REQUIREMENT:
When a line of the records contains "color", copy it.

Saved entries:
= Beginning of Section =
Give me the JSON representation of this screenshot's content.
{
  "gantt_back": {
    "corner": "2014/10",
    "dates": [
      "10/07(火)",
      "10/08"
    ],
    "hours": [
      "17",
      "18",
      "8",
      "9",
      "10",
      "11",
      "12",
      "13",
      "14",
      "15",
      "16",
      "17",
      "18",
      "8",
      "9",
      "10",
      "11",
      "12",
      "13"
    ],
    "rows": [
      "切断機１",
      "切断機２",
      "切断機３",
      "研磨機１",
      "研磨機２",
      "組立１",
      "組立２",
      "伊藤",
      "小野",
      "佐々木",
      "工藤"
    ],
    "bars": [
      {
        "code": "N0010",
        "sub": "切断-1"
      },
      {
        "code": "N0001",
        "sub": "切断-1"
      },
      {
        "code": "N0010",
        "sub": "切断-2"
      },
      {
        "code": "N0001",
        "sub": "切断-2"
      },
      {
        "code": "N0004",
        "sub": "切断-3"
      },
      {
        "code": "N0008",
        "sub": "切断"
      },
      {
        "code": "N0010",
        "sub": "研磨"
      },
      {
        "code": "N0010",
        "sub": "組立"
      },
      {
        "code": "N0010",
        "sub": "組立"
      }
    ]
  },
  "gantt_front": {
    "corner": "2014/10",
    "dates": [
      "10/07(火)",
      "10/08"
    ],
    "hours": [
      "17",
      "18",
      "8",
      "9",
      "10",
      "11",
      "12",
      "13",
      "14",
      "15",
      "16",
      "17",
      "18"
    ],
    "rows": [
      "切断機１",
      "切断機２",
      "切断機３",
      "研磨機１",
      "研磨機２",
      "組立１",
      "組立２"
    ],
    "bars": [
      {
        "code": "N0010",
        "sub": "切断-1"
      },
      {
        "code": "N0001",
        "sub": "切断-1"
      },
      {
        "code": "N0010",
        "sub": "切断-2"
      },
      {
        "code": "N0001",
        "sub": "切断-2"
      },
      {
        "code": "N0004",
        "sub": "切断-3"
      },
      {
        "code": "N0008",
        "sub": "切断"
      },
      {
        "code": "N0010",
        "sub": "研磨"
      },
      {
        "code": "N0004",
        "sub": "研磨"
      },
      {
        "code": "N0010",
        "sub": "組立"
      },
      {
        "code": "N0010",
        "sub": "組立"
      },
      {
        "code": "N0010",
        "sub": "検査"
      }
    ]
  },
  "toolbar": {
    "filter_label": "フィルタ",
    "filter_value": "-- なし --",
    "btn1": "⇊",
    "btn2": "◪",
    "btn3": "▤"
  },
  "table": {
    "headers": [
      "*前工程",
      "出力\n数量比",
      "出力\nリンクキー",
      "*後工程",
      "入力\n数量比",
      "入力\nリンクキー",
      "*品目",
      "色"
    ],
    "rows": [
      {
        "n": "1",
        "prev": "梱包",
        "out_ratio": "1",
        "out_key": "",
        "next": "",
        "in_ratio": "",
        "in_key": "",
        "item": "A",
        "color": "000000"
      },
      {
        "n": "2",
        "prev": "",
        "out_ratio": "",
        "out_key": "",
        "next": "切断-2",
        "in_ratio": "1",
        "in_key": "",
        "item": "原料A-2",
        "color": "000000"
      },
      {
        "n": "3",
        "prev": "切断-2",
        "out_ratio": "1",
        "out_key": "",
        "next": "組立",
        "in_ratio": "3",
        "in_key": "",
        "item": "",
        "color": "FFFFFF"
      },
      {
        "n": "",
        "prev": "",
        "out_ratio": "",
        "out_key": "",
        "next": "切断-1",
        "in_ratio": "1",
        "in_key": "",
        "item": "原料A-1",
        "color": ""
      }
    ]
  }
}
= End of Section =
ANSWER BOX:
        "color": "000000"
        "color": "000000"
        "color": "FFFFFF"
        "color": ""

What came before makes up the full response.